[Opening Data section]
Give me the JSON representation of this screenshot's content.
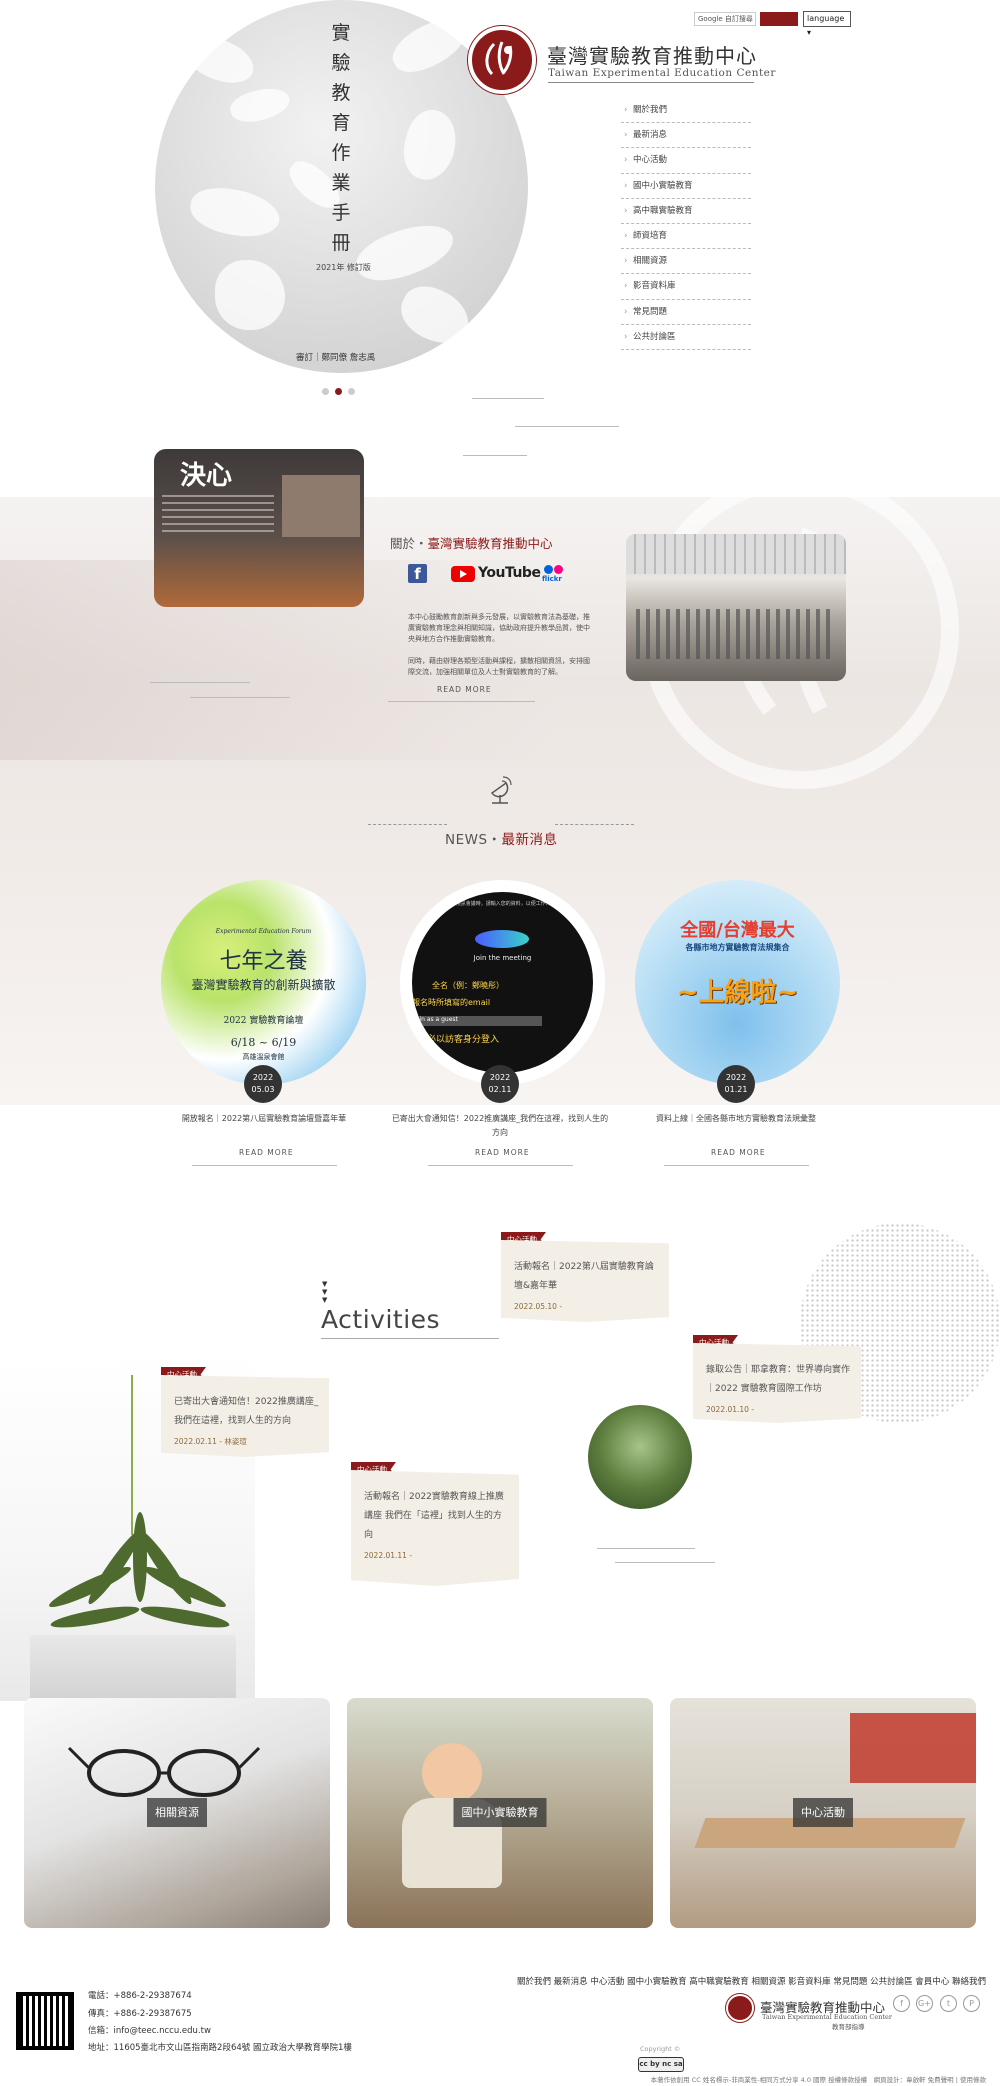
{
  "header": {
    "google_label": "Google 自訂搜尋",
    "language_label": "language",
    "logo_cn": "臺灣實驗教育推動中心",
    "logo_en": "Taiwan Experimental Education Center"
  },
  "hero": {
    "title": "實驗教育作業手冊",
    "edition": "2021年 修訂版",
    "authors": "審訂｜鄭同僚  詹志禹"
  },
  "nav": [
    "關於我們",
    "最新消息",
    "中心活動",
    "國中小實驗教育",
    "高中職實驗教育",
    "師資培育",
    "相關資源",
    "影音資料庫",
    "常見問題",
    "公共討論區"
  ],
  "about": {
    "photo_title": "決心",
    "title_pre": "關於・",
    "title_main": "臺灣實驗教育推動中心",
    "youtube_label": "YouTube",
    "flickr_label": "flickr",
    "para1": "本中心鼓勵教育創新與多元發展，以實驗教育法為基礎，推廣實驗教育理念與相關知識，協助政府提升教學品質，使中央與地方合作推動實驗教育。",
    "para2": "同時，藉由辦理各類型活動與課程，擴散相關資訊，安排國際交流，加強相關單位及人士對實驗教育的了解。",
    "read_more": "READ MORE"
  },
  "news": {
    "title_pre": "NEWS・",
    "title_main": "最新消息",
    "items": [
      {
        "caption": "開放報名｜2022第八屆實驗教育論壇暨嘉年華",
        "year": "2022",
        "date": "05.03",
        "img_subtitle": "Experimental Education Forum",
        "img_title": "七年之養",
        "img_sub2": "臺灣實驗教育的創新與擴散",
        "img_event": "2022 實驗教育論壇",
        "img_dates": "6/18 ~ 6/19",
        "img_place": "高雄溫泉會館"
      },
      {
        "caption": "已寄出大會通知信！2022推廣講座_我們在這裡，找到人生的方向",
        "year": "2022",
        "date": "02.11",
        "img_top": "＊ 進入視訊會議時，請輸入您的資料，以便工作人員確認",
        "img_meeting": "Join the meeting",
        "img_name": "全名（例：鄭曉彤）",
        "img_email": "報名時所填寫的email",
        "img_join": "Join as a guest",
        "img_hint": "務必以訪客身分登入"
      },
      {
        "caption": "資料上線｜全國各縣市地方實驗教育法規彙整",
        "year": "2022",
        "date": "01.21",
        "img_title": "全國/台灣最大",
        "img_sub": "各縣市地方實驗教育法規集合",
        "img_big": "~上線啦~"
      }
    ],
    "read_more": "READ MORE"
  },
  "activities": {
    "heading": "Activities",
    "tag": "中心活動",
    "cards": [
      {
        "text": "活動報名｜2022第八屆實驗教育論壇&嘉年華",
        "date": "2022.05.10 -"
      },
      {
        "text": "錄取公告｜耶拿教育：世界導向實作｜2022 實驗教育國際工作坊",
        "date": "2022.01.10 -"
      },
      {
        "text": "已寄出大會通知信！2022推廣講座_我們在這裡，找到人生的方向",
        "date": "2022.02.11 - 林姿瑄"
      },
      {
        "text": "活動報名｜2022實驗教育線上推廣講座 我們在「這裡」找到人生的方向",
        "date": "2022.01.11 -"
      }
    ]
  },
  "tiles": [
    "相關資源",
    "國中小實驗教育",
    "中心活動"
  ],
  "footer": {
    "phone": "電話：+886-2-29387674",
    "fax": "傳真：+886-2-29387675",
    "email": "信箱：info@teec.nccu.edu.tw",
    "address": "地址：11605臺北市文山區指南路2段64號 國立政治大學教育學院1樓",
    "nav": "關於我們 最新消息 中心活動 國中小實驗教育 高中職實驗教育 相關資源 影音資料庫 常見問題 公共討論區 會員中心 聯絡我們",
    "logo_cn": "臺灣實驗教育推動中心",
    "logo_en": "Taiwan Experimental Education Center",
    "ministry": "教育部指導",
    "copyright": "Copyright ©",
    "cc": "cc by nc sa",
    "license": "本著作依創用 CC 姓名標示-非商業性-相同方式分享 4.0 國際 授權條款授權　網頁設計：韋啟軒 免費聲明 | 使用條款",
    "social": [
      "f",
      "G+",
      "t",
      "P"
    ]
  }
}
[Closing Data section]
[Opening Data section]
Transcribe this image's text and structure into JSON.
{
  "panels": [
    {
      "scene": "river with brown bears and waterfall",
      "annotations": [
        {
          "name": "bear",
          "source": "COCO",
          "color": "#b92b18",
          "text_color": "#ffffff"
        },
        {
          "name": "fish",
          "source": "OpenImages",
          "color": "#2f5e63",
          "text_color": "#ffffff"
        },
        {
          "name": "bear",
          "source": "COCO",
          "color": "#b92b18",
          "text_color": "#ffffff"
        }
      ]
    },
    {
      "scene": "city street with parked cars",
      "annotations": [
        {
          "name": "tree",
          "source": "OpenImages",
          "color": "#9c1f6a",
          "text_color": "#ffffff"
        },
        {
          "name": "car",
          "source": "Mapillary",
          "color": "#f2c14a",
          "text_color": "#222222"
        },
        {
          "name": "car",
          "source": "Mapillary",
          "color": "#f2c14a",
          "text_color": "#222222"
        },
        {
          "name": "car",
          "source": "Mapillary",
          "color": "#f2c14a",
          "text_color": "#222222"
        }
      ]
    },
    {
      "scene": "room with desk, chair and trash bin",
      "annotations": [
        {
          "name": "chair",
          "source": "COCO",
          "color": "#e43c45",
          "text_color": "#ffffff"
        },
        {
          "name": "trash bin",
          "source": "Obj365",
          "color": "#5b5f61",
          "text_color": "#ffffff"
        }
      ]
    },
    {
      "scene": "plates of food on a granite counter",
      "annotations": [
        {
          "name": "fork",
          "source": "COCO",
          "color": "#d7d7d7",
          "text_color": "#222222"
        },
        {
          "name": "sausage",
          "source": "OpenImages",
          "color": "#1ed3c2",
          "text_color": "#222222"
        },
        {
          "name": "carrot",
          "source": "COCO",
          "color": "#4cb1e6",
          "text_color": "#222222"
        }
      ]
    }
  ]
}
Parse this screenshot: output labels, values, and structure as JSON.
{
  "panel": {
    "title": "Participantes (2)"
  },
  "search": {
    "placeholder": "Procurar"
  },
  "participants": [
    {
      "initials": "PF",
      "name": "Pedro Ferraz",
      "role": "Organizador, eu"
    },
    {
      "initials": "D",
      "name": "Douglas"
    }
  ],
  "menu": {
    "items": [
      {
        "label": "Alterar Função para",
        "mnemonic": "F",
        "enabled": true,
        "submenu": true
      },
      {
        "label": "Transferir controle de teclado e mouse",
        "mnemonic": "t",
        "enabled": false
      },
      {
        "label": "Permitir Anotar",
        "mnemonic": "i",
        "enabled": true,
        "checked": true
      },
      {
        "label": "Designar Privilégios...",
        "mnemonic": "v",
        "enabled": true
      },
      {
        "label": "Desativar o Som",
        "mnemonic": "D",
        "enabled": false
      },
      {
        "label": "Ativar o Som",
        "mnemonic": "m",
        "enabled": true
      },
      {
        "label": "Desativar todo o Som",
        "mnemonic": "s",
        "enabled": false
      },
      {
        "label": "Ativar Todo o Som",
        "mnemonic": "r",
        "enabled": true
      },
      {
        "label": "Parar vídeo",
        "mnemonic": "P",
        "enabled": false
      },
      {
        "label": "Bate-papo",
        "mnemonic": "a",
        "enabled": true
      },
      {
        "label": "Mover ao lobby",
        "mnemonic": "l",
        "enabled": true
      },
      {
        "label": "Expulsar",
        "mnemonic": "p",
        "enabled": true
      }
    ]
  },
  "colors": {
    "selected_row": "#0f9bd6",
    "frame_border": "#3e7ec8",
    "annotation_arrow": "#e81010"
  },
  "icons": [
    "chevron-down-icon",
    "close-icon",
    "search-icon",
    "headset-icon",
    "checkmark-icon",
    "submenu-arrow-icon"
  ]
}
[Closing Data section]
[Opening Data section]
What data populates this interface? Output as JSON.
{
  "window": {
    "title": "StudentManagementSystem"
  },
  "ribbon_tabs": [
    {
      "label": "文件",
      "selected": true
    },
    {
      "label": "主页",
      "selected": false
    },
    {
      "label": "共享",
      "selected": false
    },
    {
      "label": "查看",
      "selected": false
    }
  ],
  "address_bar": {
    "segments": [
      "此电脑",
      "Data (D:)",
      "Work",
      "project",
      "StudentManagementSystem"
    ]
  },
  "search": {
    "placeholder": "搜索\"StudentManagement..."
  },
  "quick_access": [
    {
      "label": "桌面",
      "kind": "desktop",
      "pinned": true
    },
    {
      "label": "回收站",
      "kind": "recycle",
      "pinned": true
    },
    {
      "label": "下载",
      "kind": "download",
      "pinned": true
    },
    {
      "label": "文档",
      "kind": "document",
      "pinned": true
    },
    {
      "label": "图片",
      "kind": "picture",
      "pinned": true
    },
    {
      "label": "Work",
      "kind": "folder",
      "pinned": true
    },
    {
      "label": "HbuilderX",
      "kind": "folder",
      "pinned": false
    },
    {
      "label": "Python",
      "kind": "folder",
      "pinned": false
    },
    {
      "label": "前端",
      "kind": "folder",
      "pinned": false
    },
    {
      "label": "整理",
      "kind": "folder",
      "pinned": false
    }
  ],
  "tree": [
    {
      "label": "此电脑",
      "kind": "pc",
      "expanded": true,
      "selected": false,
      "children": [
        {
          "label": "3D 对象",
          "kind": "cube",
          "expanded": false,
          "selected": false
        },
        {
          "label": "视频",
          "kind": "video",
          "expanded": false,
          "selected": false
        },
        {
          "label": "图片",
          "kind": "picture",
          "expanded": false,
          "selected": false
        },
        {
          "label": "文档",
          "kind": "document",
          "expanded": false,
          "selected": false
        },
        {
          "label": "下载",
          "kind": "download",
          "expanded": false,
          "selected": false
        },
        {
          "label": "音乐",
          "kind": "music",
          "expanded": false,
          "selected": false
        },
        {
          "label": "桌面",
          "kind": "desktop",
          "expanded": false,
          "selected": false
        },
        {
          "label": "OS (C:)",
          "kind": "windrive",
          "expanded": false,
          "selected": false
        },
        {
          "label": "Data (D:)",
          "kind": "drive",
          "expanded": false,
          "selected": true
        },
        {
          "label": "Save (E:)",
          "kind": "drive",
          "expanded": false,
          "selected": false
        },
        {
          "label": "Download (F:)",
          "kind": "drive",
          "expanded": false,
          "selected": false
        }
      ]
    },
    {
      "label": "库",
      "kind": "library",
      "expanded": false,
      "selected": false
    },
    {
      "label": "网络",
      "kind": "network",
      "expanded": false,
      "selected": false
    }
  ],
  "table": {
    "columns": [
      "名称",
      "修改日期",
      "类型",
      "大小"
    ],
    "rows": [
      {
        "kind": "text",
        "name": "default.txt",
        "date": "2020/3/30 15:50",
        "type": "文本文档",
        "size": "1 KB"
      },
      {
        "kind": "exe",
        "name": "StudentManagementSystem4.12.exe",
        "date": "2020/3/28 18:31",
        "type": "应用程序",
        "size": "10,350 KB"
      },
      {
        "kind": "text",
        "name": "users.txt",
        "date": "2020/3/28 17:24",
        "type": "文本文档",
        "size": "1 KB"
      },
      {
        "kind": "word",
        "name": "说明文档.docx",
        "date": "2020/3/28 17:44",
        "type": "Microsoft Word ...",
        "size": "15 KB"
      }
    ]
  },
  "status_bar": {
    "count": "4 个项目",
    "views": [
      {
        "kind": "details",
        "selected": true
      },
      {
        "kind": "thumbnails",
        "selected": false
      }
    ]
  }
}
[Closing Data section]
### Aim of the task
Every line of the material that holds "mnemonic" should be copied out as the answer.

### Expected answer
        "mnemonic": "F",
        "mnemonic": "t",
        "mnemonic": "i",
        "mnemonic": "v",
        "mnemonic": "D",
        "mnemonic": "m",
        "mnemonic": "s",
        "mnemonic": "r",
        "mnemonic": "P",
        "mnemonic": "a",
        "mnemonic": "l",
        "mnemonic": "p",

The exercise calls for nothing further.